BEGIN Extracted entries

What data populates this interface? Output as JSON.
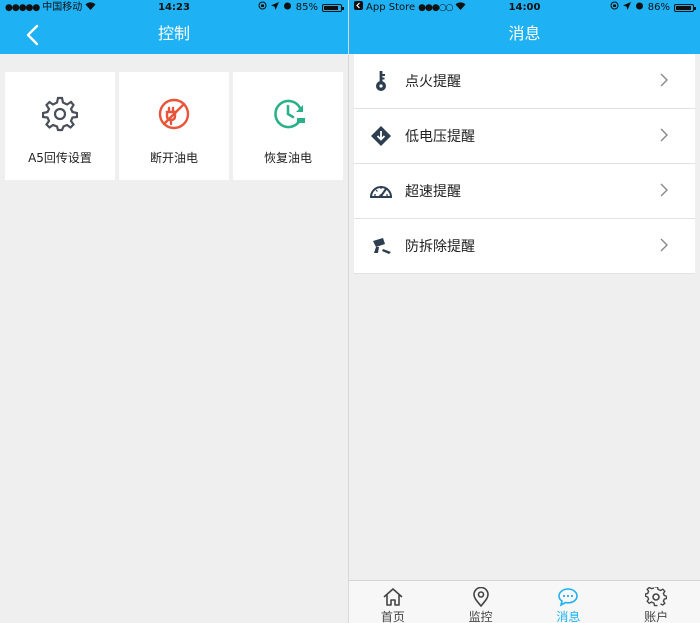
{
  "left": {
    "status": {
      "carrier": "中国移动",
      "time": "14:23",
      "battery": "85%"
    },
    "title": "控制",
    "tiles": [
      {
        "label": "A5回传设置",
        "icon": "gear-icon"
      },
      {
        "label": "断开油电",
        "icon": "power-off-icon"
      },
      {
        "label": "恢复油电",
        "icon": "power-restore-icon"
      }
    ]
  },
  "right": {
    "status": {
      "back_app": "App Store",
      "time": "14:00",
      "battery": "86%"
    },
    "title": "消息",
    "items": [
      {
        "label": "点火提醒",
        "icon": "key-icon"
      },
      {
        "label": "低电压提醒",
        "icon": "low-voltage-icon"
      },
      {
        "label": "超速提醒",
        "icon": "speedometer-icon"
      },
      {
        "label": "防拆除提醒",
        "icon": "tamper-icon"
      }
    ],
    "tabs": [
      {
        "label": "首页",
        "icon": "home-icon"
      },
      {
        "label": "监控",
        "icon": "location-pin-icon"
      },
      {
        "label": "消息",
        "icon": "message-icon"
      },
      {
        "label": "账户",
        "icon": "settings-icon"
      }
    ],
    "active_tab": "消息"
  },
  "colors": {
    "accent": "#1eb1f4",
    "cut_power": "#e8553a",
    "restore_power": "#2bb18a",
    "icon_dark": "#2c3e50"
  }
}
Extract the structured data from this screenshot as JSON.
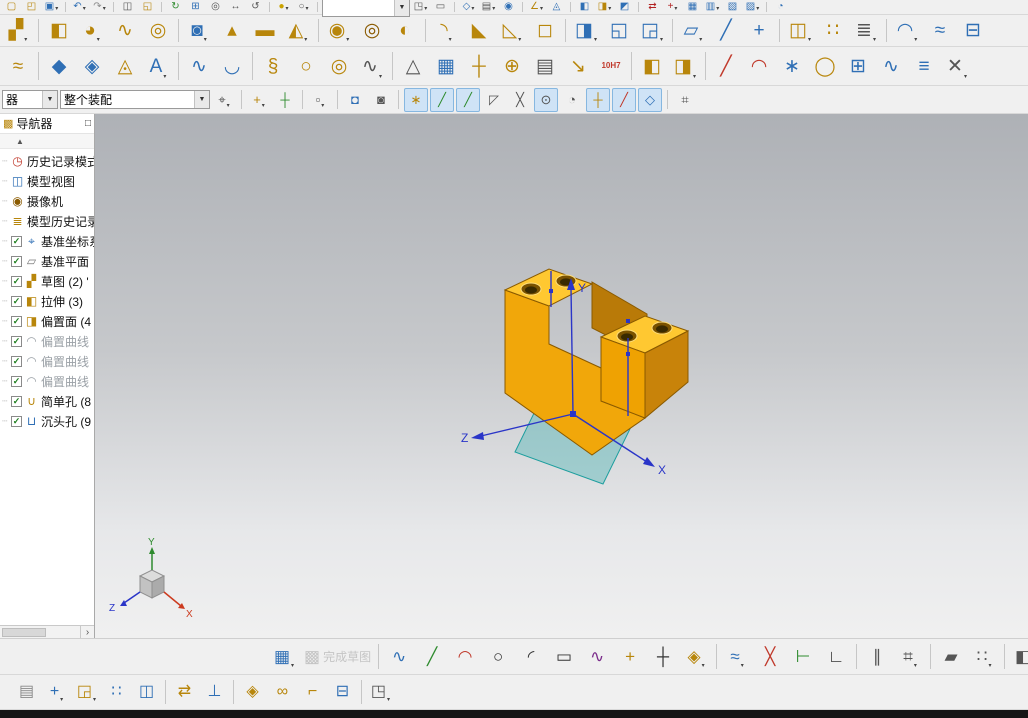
{
  "navigator": {
    "title": "导航器",
    "maximize_glyph": "□",
    "collapse_glyph": "▲",
    "check_glyph": "✓",
    "scroll_right_glyph": "›",
    "header_icon": "▩",
    "items": [
      {
        "name": "history-mode",
        "label": "历史记录模式",
        "glyph": "◷",
        "color": "#c0392b",
        "check": false,
        "gray": false
      },
      {
        "name": "model-views",
        "label": "模型视图",
        "glyph": "◫",
        "color": "#2f6fb5",
        "check": false,
        "gray": false
      },
      {
        "name": "cameras",
        "label": "摄像机",
        "glyph": "◉",
        "color": "#8a5a00",
        "check": false,
        "gray": false
      },
      {
        "name": "model-history",
        "label": "模型历史记录",
        "glyph": "≣",
        "color": "#b8860b",
        "check": false,
        "gray": false
      },
      {
        "name": "datum-csys",
        "label": "基准坐标系",
        "glyph": "⌖",
        "color": "#2f6fb5",
        "check": true,
        "gray": false
      },
      {
        "name": "datum-plane",
        "label": "基准平面",
        "glyph": "▱",
        "color": "#7a7a7a",
        "check": true,
        "gray": false
      },
      {
        "name": "sketch",
        "label": "草图 (2) '",
        "glyph": "▞",
        "color": "#b8860b",
        "check": true,
        "gray": false
      },
      {
        "name": "extrude",
        "label": "拉伸 (3)",
        "glyph": "◧",
        "color": "#b8860b",
        "check": true,
        "gray": false
      },
      {
        "name": "offset-face",
        "label": "偏置面 (4",
        "glyph": "◨",
        "color": "#b8860b",
        "check": true,
        "gray": false
      },
      {
        "name": "offset-curve-1",
        "label": "偏置曲线",
        "glyph": "◠",
        "color": "#9aa0a6",
        "check": true,
        "gray": true
      },
      {
        "name": "offset-curve-2",
        "label": "偏置曲线",
        "glyph": "◠",
        "color": "#9aa0a6",
        "check": true,
        "gray": true
      },
      {
        "name": "offset-curve-3",
        "label": "偏置曲线",
        "glyph": "◠",
        "color": "#9aa0a6",
        "check": true,
        "gray": true
      },
      {
        "name": "simple-hole",
        "label": "简单孔 (8",
        "glyph": "∪",
        "color": "#b8860b",
        "check": true,
        "gray": false
      },
      {
        "name": "counterbore-hole",
        "label": "沉头孔 (9",
        "glyph": "⊔",
        "color": "#2f6fb5",
        "check": true,
        "gray": false
      }
    ]
  },
  "canvas": {
    "axes": {
      "x": "X",
      "y": "Y",
      "z": "Z"
    },
    "triad": {
      "x": "X",
      "y": "Y",
      "z": "Z"
    }
  },
  "toolbars": {
    "row1": {
      "items": [
        {
          "n": "new-icon",
          "g": "▢",
          "c": "#b8860b"
        },
        {
          "n": "open-icon",
          "g": "◰",
          "c": "#b8860b"
        },
        {
          "n": "save-icon",
          "g": "▣",
          "c": "#2f6fb5",
          "dd": true
        },
        {
          "n": "sep"
        },
        {
          "n": "undo-icon",
          "g": "↶",
          "c": "#2f6fb5",
          "dd": true
        },
        {
          "n": "redo-icon",
          "g": "↷",
          "c": "#8a8a8a",
          "dd": true
        },
        {
          "n": "sep"
        },
        {
          "n": "copy-icon",
          "g": "◫",
          "c": "#555555"
        },
        {
          "n": "paste-icon",
          "g": "◱",
          "c": "#b8860b"
        },
        {
          "n": "sep"
        },
        {
          "n": "refresh-icon",
          "g": "↻",
          "c": "#2e8b2e"
        },
        {
          "n": "fit-view-icon",
          "g": "⊞",
          "c": "#2f6fb5"
        },
        {
          "n": "zoom-icon",
          "g": "◎",
          "c": "#555555"
        },
        {
          "n": "pan-icon",
          "g": "↔",
          "c": "#555555"
        },
        {
          "n": "rotate-view-icon",
          "g": "↺",
          "c": "#555555"
        },
        {
          "n": "sep"
        },
        {
          "n": "shaded-view-icon",
          "g": "●",
          "c": "#caa200",
          "dd": true
        },
        {
          "n": "wireframe-view-icon",
          "g": "○",
          "c": "#555555",
          "dd": true
        },
        {
          "n": "sep"
        },
        {
          "n": "quick-search-combo",
          "combo": true,
          "w": 88,
          "text": ""
        },
        {
          "n": "window-icon",
          "g": "◳",
          "c": "#555555",
          "dd": true
        },
        {
          "n": "touch-mode-icon",
          "g": "▭",
          "c": "#555555"
        },
        {
          "n": "sep"
        },
        {
          "n": "datum-icon",
          "g": "◇",
          "c": "#2f6fb5",
          "dd": true
        },
        {
          "n": "layer-icon",
          "g": "▤",
          "c": "#555555",
          "dd": true
        },
        {
          "n": "visibility-icon",
          "g": "◉",
          "c": "#2f6fb5"
        },
        {
          "n": "sep"
        },
        {
          "n": "measure-icon",
          "g": "∠",
          "c": "#b8860b",
          "dd": true
        },
        {
          "n": "analysis-icon",
          "g": "◬",
          "c": "#2f6fb5"
        },
        {
          "n": "sep"
        },
        {
          "n": "blue-cube-icon",
          "g": "◧",
          "c": "#2f6fb5"
        },
        {
          "n": "gold-cube-icon",
          "g": "◨",
          "c": "#b8860b",
          "dd": true
        },
        {
          "n": "part-icon",
          "g": "◩",
          "c": "#2f6fb5"
        },
        {
          "n": "sep"
        },
        {
          "n": "swap-arrows-icon",
          "g": "⇄",
          "c": "#b22222"
        },
        {
          "n": "red-plus-icon",
          "g": "+",
          "c": "#b22222",
          "dd": true
        },
        {
          "n": "grid-blue-icon",
          "g": "▦",
          "c": "#2f6fb5"
        },
        {
          "n": "table-icon",
          "g": "▥",
          "c": "#2f6fb5",
          "dd": true
        },
        {
          "n": "chart-icon",
          "g": "▧",
          "c": "#2f6fb5"
        },
        {
          "n": "notes-icon",
          "g": "▨",
          "c": "#2f6fb5",
          "dd": true
        },
        {
          "n": "sep"
        },
        {
          "n": "help-icon",
          "g": "◔",
          "c": "#2f6fb5"
        }
      ]
    },
    "row2": {
      "items": [
        {
          "n": "direct-sketch-icon",
          "g": "▞",
          "c": "#b8860b",
          "dd": true
        },
        {
          "n": "sep"
        },
        {
          "n": "extrude-icon",
          "g": "◧",
          "c": "#b8860b"
        },
        {
          "n": "revolve-icon",
          "g": "◕",
          "c": "#b8860b",
          "dd": true
        },
        {
          "n": "swept-icon",
          "g": "∿",
          "c": "#b8860b"
        },
        {
          "n": "tube-icon",
          "g": "◎",
          "c": "#b8860b"
        },
        {
          "n": "sep"
        },
        {
          "n": "hole-icon",
          "g": "◙",
          "c": "#2f6fb5",
          "dd": true
        },
        {
          "n": "boss-icon",
          "g": "▴",
          "c": "#b8860b"
        },
        {
          "n": "rib-icon",
          "g": "▬",
          "c": "#b8860b"
        },
        {
          "n": "emboss-icon",
          "g": "◭",
          "c": "#b8860b",
          "dd": true
        },
        {
          "n": "sep"
        },
        {
          "n": "unite-icon",
          "g": "◉",
          "c": "#b8860b",
          "dd": true
        },
        {
          "n": "subtract-icon",
          "g": "◎",
          "c": "#8a5a00"
        },
        {
          "n": "intersect-icon",
          "g": "◐",
          "c": "#b8860b"
        },
        {
          "n": "sep"
        },
        {
          "n": "edge-blend-icon",
          "g": "◝",
          "c": "#b8860b",
          "dd": true
        },
        {
          "n": "chamfer-icon",
          "g": "◣",
          "c": "#b8860b"
        },
        {
          "n": "draft-icon",
          "g": "◺",
          "c": "#b8860b",
          "dd": true
        },
        {
          "n": "shell-icon",
          "g": "◻",
          "c": "#b8860b"
        },
        {
          "n": "sep"
        },
        {
          "n": "offset-face-icon",
          "g": "◨",
          "c": "#2f6fb5",
          "dd": true
        },
        {
          "n": "trim-body-icon",
          "g": "◱",
          "c": "#2f6fb5"
        },
        {
          "n": "split-body-icon",
          "g": "◲",
          "c": "#2f6fb5",
          "dd": true
        },
        {
          "n": "sep"
        },
        {
          "n": "datum-plane-icon",
          "g": "▱",
          "c": "#2f6fb5",
          "dd": true
        },
        {
          "n": "datum-axis-icon",
          "g": "╱",
          "c": "#2f6fb5"
        },
        {
          "n": "point-icon",
          "g": "+",
          "c": "#2f6fb5"
        },
        {
          "n": "sep"
        },
        {
          "n": "mirror-feature-icon",
          "g": "◫",
          "c": "#b8860b",
          "dd": true
        },
        {
          "n": "pattern-feature-icon",
          "g": "∷",
          "c": "#b8860b"
        },
        {
          "n": "more-icon",
          "g": "≣",
          "c": "#555555",
          "dd": true
        },
        {
          "n": "sep"
        },
        {
          "n": "surface-icon",
          "g": "◠",
          "c": "#2f6fb5",
          "dd": true
        },
        {
          "n": "sew-icon",
          "g": "≈",
          "c": "#2f6fb5"
        },
        {
          "n": "thicken-icon",
          "g": "⊟",
          "c": "#2f6fb5"
        }
      ]
    },
    "row3": {
      "items": [
        {
          "n": "sheets-icon",
          "g": "≈",
          "c": "#b8860b"
        },
        {
          "n": "sep"
        },
        {
          "n": "facet-icon",
          "g": "◆",
          "c": "#2f6fb5"
        },
        {
          "n": "xform-icon",
          "g": "◈",
          "c": "#2f6fb5"
        },
        {
          "n": "deform-icon",
          "g": "◬",
          "c": "#b8860b"
        },
        {
          "n": "text-icon",
          "g": "A",
          "c": "#2f6fb5",
          "dd": true
        },
        {
          "n": "sep"
        },
        {
          "n": "project-curve-icon",
          "g": "∿",
          "c": "#2f6fb5"
        },
        {
          "n": "combine-curve-icon",
          "g": "◡",
          "c": "#2f6fb5"
        },
        {
          "n": "sep"
        },
        {
          "n": "helix-icon",
          "g": "§",
          "c": "#b8860b"
        },
        {
          "n": "ring-icon",
          "g": "○",
          "c": "#b8860b"
        },
        {
          "n": "coil-icon",
          "g": "◎",
          "c": "#b8860b"
        },
        {
          "n": "law-curve-icon",
          "g": "∿",
          "c": "#555555",
          "dd": true
        },
        {
          "n": "sep"
        },
        {
          "n": "triangle-icon",
          "g": "△",
          "c": "#555555"
        },
        {
          "n": "mesh-grid-icon",
          "g": "▦",
          "c": "#2f6fb5"
        },
        {
          "n": "cross-icon",
          "g": "┼",
          "c": "#b8860b"
        },
        {
          "n": "gear-icon",
          "g": "⊕",
          "c": "#b8860b"
        },
        {
          "n": "annotation-icon",
          "g": "▤",
          "c": "#555555"
        },
        {
          "n": "leader-icon",
          "g": "↘",
          "c": "#b8860b"
        },
        {
          "n": "tolerance-10h7-label",
          "g": "10H7",
          "c": "#c0392b",
          "text": true
        },
        {
          "n": "sep"
        },
        {
          "n": "block-gold-icon",
          "g": "◧",
          "c": "#b8860b"
        },
        {
          "n": "block-pair-icon",
          "g": "◨",
          "c": "#b8860b",
          "dd": true
        },
        {
          "n": "sep"
        },
        {
          "n": "line-red-icon",
          "g": "╱",
          "c": "#c0392b"
        },
        {
          "n": "arc-red-icon",
          "g": "◠",
          "c": "#c0392b"
        },
        {
          "n": "point-set-icon",
          "g": "∗",
          "c": "#2f6fb5"
        },
        {
          "n": "circle-plus-icon",
          "g": "◯",
          "c": "#b8860b"
        },
        {
          "n": "surface-patch-icon",
          "g": "⊞",
          "c": "#2f6fb5"
        },
        {
          "n": "spline-blue-icon",
          "g": "∿",
          "c": "#2f6fb5"
        },
        {
          "n": "isoline-icon",
          "g": "≡",
          "c": "#2f6fb5"
        },
        {
          "n": "xframe-icon",
          "g": "✕",
          "c": "#555555",
          "dd": true
        }
      ]
    },
    "selection": {
      "items": [
        {
          "n": "filter-combo",
          "combo": true,
          "w": 56,
          "text": "器"
        },
        {
          "n": "scope-combo",
          "combo": true,
          "w": 150,
          "text": "整个装配"
        },
        {
          "n": "snap-settings-icon",
          "g": "⌖",
          "c": "#555555",
          "dd": true
        },
        {
          "n": "sep"
        },
        {
          "n": "create-point-icon",
          "g": "+",
          "c": "#b8860b",
          "dd": true
        },
        {
          "n": "point-dialog-icon",
          "g": "┼",
          "c": "#2e8b2e"
        },
        {
          "n": "sep"
        },
        {
          "n": "box-select-icon",
          "g": "▫",
          "c": "#555555",
          "dd": true
        },
        {
          "n": "sep"
        },
        {
          "n": "shaded-toggle-icon",
          "g": "◘",
          "c": "#2f6fb5"
        },
        {
          "n": "wireframe-toggle-icon",
          "g": "◙",
          "c": "#555555"
        },
        {
          "n": "sep"
        },
        {
          "n": "snap-enable-toggle",
          "g": "∗",
          "c": "#b8860b",
          "pressed": true
        },
        {
          "n": "endpoint-toggle",
          "g": "╱",
          "c": "#2e8b2e",
          "pressed": true
        },
        {
          "n": "midpoint-toggle",
          "g": "╱",
          "c": "#2e8b2e",
          "pressed": true
        },
        {
          "n": "control-point-toggle",
          "g": "◸",
          "c": "#555555",
          "pressed": false
        },
        {
          "n": "intersection-toggle",
          "g": "╳",
          "c": "#555555",
          "pressed": false
        },
        {
          "n": "arc-center-toggle",
          "g": "⊙",
          "c": "#555555",
          "pressed": true
        },
        {
          "n": "quadrant-toggle",
          "g": "◔",
          "c": "#555555",
          "pressed": false
        },
        {
          "n": "existing-point-toggle",
          "g": "┼",
          "c": "#b8860b",
          "pressed": true
        },
        {
          "n": "midline-toggle",
          "g": "╱",
          "c": "#c0392b",
          "pressed": true
        },
        {
          "n": "face-snap-toggle",
          "g": "◇",
          "c": "#2f6fb5",
          "pressed": true
        },
        {
          "n": "sep"
        },
        {
          "n": "grid-snap-icon",
          "g": "⌗",
          "c": "#555555"
        }
      ]
    },
    "sketch": {
      "items": [
        {
          "n": "sketch-task-icon",
          "g": "▦",
          "c": "#2f6fb5",
          "dd": true
        },
        {
          "n": "finish-sketch-button",
          "g": "▩",
          "c": "#9a9a9a",
          "label": "完成草图",
          "disabled": true
        },
        {
          "n": "sep"
        },
        {
          "n": "profile-icon",
          "g": "∿",
          "c": "#2f6fb5"
        },
        {
          "n": "line-icon",
          "g": "╱",
          "c": "#2e8b2e"
        },
        {
          "n": "arc-icon",
          "g": "◠",
          "c": "#c0392b"
        },
        {
          "n": "circle-icon",
          "g": "○",
          "c": "#333333"
        },
        {
          "n": "fillet-icon",
          "g": "◜",
          "c": "#333333"
        },
        {
          "n": "rectangle-icon",
          "g": "▭",
          "c": "#333333"
        },
        {
          "n": "studio-spline-icon",
          "g": "∿",
          "c": "#7b2d8b"
        },
        {
          "n": "point-icon",
          "g": "+",
          "c": "#b8860b"
        },
        {
          "n": "coincident-icon",
          "g": "┼",
          "c": "#333333"
        },
        {
          "n": "pattern-curve-icon",
          "g": "◈",
          "c": "#b8860b",
          "dd": true
        },
        {
          "n": "sep"
        },
        {
          "n": "offset-curve-icon",
          "g": "≈",
          "c": "#2f6fb5",
          "dd": true
        },
        {
          "n": "quick-trim-icon",
          "g": "╳",
          "c": "#c0392b"
        },
        {
          "n": "quick-extend-icon",
          "g": "⊢",
          "c": "#2e8b2e"
        },
        {
          "n": "make-corner-icon",
          "g": "∟",
          "c": "#333333"
        },
        {
          "n": "sep"
        },
        {
          "n": "constraints-icon",
          "g": "∥",
          "c": "#555555"
        },
        {
          "n": "auto-dimension-icon",
          "g": "⌗",
          "c": "#555555",
          "dd": true
        },
        {
          "n": "sep"
        },
        {
          "n": "show-constraints-icon",
          "g": "▰",
          "c": "#555555"
        },
        {
          "n": "pattern-icon",
          "g": "∷",
          "c": "#555555",
          "dd": true
        },
        {
          "n": "sep"
        },
        {
          "n": "orient-sketch-icon",
          "g": "◧",
          "c": "#555555",
          "dd": true
        },
        {
          "n": "target-icon",
          "g": "◨",
          "c": "#2f6fb5"
        }
      ]
    },
    "assembly": {
      "items": [
        {
          "n": "clipboard-icon",
          "g": "▤",
          "c": "#8a8a8a"
        },
        {
          "n": "add-component-icon",
          "g": "+",
          "c": "#2f6fb5",
          "dd": true
        },
        {
          "n": "new-component-icon",
          "g": "◲",
          "c": "#b8860b",
          "dd": true
        },
        {
          "n": "pattern-component-icon",
          "g": "∷",
          "c": "#2f6fb5"
        },
        {
          "n": "mirror-assembly-icon",
          "g": "◫",
          "c": "#2f6fb5"
        },
        {
          "n": "sep"
        },
        {
          "n": "move-component-icon",
          "g": "⇄",
          "c": "#b8860b"
        },
        {
          "n": "assembly-constraints-icon",
          "g": "⊥",
          "c": "#2f6fb5"
        },
        {
          "n": "sep"
        },
        {
          "n": "wave-link-icon",
          "g": "◈",
          "c": "#b8860b"
        },
        {
          "n": "chain-icon",
          "g": "∞",
          "c": "#b8860b"
        },
        {
          "n": "pipe-icon",
          "g": "⌐",
          "c": "#b8860b"
        },
        {
          "n": "fastener-icon",
          "g": "⊟",
          "c": "#2f6fb5"
        },
        {
          "n": "sep"
        },
        {
          "n": "explode-icon",
          "g": "◳",
          "c": "#555555",
          "dd": true
        }
      ]
    }
  }
}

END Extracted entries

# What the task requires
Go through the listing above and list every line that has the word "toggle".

# Expected output
          "n": "shaded-toggle-icon",
          "n": "wireframe-toggle-icon",
          "n": "snap-enable-toggle",
          "n": "endpoint-toggle",
          "n": "midpoint-toggle",
          "n": "control-point-toggle",
          "n": "intersection-toggle",
          "n": "arc-center-toggle",
          "n": "quadrant-toggle",
          "n": "existing-point-toggle",
          "n": "midline-toggle",
          "n": "face-snap-toggle",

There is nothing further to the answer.